- Bring and wear a mask
- Practice social distancing between your group and others, including the staff member giving the tour
- Please come prepared to spend at least a few hours at the refuge, bring any necessary water, snacks, clothing layers, gloves, etc.
- Email or call before your visit to ensure that our protocols have not changed
Please DO NOT bring your dog to the sanctuary.
After enjoying a day of volunteering, we welcome you to pitch a tent and listen to the wolves howl under the starry night sky. We have a primitive camping area at the sanctuary, or you can use the National Forest a half mile away if you would like more privacy.
What We Offer: A flat(ish) spot to set up a tent, fire ring (usable ONLY if there is not a fire ban), rustic outdoor kitchen equipped with a stove top and few utensils, bathroom (no shower), potable water spigot and picnic table. If you did not bring a tent or did not expect to spend the night, we have a 380-square-foot tipi available for a suggested donation of $20 per person per night ($100 per night for a group of 5+). The tipi is a community space that can comfortably sleep 8+ people, so you may find yourself sharing the space with other volunteers.
What You Bring: Any camping equipment you need to be comfortable in our unpredictable mountain weather including: tent, sleeping bag, sleeping pad, appropriate clothing and shoes, etc. You must bring your own food. We are happy to provide folks with drinking water if needed but our supply can be limited and is shared among our wolves, greenhouses, and on-site staff. Please plan ahead and stock up on supplies before arriving, as the nearest town is 45+ minutes away. We are also completely off-the-grid and rely on solar energy. This means that if you need to charge any electronics, you must bring along your own external battery packs.
Timing: You can volunteer as many hours as you want before or after setting up your tent. As evening and night sets in please be respectful of the wolves, staff, and other volunteers’ need for sleep. Our quiet hour is 9pm, and lights/fire out by 10pm. The staff feed and check on the wolves in the morning and we ask that you wait to walk around the wolves until after they are fed. If you would like to come out the night before volunteering, we ask that you arrive at least an hour before sunset so one of our staff can show you where the bathroom, water spigot, and kitchen are, and you can get your camp set up before dark. Please do not go around the wolves until you have had a tour.

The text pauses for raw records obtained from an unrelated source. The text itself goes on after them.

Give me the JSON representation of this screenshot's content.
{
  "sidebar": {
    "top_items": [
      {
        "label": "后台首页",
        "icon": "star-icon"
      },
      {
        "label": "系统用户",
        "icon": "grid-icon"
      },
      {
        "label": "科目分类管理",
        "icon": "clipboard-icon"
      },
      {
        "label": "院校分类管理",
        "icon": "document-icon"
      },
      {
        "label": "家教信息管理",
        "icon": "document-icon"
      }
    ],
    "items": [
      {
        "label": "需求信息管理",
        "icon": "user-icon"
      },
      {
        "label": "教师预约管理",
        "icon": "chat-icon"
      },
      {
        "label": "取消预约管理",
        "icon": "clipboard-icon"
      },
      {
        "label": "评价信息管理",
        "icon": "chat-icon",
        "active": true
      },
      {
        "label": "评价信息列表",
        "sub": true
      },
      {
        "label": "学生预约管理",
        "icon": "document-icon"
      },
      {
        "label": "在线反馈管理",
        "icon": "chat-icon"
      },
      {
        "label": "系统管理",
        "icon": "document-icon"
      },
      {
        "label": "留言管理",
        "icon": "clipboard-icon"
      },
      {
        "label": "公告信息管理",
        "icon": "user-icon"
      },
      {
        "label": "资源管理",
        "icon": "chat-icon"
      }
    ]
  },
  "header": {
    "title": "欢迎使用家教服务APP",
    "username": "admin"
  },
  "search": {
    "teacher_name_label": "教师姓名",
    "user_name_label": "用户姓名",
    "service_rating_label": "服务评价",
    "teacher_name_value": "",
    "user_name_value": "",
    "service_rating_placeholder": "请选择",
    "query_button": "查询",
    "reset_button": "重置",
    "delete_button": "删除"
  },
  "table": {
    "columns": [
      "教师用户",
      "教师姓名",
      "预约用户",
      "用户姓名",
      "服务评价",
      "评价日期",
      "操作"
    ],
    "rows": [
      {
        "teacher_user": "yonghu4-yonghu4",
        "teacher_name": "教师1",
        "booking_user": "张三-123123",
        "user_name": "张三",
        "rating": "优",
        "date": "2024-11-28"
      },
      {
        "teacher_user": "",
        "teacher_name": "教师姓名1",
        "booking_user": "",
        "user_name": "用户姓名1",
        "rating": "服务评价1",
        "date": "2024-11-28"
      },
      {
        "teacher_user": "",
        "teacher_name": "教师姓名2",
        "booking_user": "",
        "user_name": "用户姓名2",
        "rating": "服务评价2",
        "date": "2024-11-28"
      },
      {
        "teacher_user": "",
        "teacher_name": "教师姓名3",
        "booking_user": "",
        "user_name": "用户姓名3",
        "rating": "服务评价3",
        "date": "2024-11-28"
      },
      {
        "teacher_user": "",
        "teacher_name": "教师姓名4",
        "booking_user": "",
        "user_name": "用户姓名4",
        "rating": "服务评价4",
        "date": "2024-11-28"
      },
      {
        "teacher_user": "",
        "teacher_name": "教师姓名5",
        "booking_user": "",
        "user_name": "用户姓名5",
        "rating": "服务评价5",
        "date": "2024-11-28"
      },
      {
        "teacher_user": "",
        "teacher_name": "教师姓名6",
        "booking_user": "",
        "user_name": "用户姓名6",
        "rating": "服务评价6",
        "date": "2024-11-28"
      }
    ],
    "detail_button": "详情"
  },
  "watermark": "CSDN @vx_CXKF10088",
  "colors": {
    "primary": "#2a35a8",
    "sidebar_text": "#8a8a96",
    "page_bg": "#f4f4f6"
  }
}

Directions: GPS and Google maps are not exceptionally reliable on the 13.5 miles of dirt road to get to us. Neither is cell phone service. Many people have gotten lost due to this! Click here for our simple, accurate directions.
Surrounding Area: Our property sits adjacent to thousands of acres of National Forest. While you are here, we welcome you to explore the Wet Mountains around the sanctuary. The Sangre De Cristo mountain range sits across the valley from us, and the Great Sand Dunes National Park is a few hours drive away or a quick hike through Mosca Pass. Click here for more info about nearby hiking, camping, and other things to do.
Winter Conditions: November through May, our roads are frequently impassable due to snow drifts and deep mud. There is limited cell phone coverage on our roads. Come prepared to dig yourself out of a snowdrift or hike to find help. We recommend that you bring tire chains, a shovel, and enough clothing and food to survive a night in your vehicle at -40F degrees.
Weather: Mission:Wolf is located 9,300 feet above sea level. Mountain weather can be unpredictable; intense storms bring strong winds and precipitation throughout the year. Come prepared for the weather and the elevation. We recommend low-profile tents in case of gale-force winds. Extra tent stakes and thin cord always come in handy for wind-proofing tents.
If you wish to camp, please let us know by emailing us through our contact page. Let us know how long you want to stay and how many volunteer hours you would be able to contribute. Although we do not charge any fees for camping, donations are appreciated and are tax deductible. If you would like to bring an organized experiential education group, please read about our experiential education program.